Grain Bill:

14 Lbs US 2-row
1 Lb US Crystal 60 L
1 Lb US Chocolate Malt
1 ounce Nugget 60 minutes
1 ounce Cascade 10 minutes
2 teaspoons Irish Moss
White Labs WLP002 English Ale yeast
OG: 1.036
FG: 1.010
ABV: 3.55%
Color: 19.36 SRM
Bitterness: 21.8 IBUs



Hawkeye® said...

Sounds Great! And thanks for the lesson in English lit. I agree with your analysis re: the virtues of beer versus wine. Drink one for me.

(:D) Best regards...

Beerme said...

Thanks, Hawk!

A dear friend lent me a collection of Shakespeare's complete works and I am plodding through it. It gave me something to read when I was quite disgusted with politics for the past year or so :-)
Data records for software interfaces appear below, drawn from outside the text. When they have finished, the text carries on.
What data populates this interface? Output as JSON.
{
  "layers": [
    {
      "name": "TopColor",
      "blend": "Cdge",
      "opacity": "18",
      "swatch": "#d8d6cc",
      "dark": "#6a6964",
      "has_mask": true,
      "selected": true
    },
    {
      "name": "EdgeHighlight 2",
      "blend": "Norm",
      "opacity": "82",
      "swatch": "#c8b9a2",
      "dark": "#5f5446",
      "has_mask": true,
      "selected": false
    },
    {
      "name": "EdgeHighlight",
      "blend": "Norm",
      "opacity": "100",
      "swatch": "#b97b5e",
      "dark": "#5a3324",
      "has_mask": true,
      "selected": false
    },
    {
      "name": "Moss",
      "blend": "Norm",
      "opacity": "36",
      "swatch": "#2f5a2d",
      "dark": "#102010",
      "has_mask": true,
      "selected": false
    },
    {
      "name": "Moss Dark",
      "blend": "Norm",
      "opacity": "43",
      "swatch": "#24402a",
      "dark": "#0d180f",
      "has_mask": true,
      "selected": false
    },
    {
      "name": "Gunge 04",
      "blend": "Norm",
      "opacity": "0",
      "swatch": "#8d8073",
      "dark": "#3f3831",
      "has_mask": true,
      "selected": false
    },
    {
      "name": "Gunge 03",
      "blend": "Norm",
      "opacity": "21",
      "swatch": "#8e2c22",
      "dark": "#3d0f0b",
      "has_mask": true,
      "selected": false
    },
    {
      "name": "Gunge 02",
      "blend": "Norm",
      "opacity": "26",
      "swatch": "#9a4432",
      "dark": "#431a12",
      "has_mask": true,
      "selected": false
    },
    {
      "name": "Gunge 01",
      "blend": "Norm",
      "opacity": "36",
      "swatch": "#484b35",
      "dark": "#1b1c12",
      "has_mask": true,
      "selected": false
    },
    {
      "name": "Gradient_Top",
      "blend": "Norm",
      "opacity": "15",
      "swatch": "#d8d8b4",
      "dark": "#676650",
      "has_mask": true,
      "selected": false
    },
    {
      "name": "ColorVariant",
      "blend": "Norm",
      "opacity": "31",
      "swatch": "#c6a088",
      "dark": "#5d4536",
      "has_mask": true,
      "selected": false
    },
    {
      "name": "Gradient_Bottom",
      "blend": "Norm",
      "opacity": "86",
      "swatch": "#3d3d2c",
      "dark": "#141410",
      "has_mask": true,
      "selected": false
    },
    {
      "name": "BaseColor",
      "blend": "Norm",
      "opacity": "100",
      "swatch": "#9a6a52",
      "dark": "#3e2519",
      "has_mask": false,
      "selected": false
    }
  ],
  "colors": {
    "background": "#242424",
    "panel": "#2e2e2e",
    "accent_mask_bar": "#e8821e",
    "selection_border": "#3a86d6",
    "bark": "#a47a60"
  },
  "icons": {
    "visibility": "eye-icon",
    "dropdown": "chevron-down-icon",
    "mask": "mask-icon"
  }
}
So far, I've read 15 plays and I'm not quite halfway through the book (The glass of beer in the photo is resting on it).

Velky Al said...

Sounds like a lovely pint! You really can't beat the St Crispin's Day speech for blood stirring - although Shakespeare apparently had to leave the last few lines off the original, it should end:

Ten minutes is all that's need, to put the Frenchies to sword.
Last one in the pub, pays the bill for the army of his lord.


camojack said...!

Beerme said...

Velky Al,

I confess I'm ignorant of that final twain. Though it suits the swagger of the speech, the meter may be a bit off ;-)

Let's keep it!

Beerme said...


Yes...mmmm, indeed!

Velky Al said...

I believe that last couplet dreives from Shakespeare's Yorkshire period, where suddenly the King would remember there is more to England than just London and the south-east corner and launch into a semi-convincing northern accent. ;)

Beerme said...

Yorkshire period? Ah, then. That makes sense, then!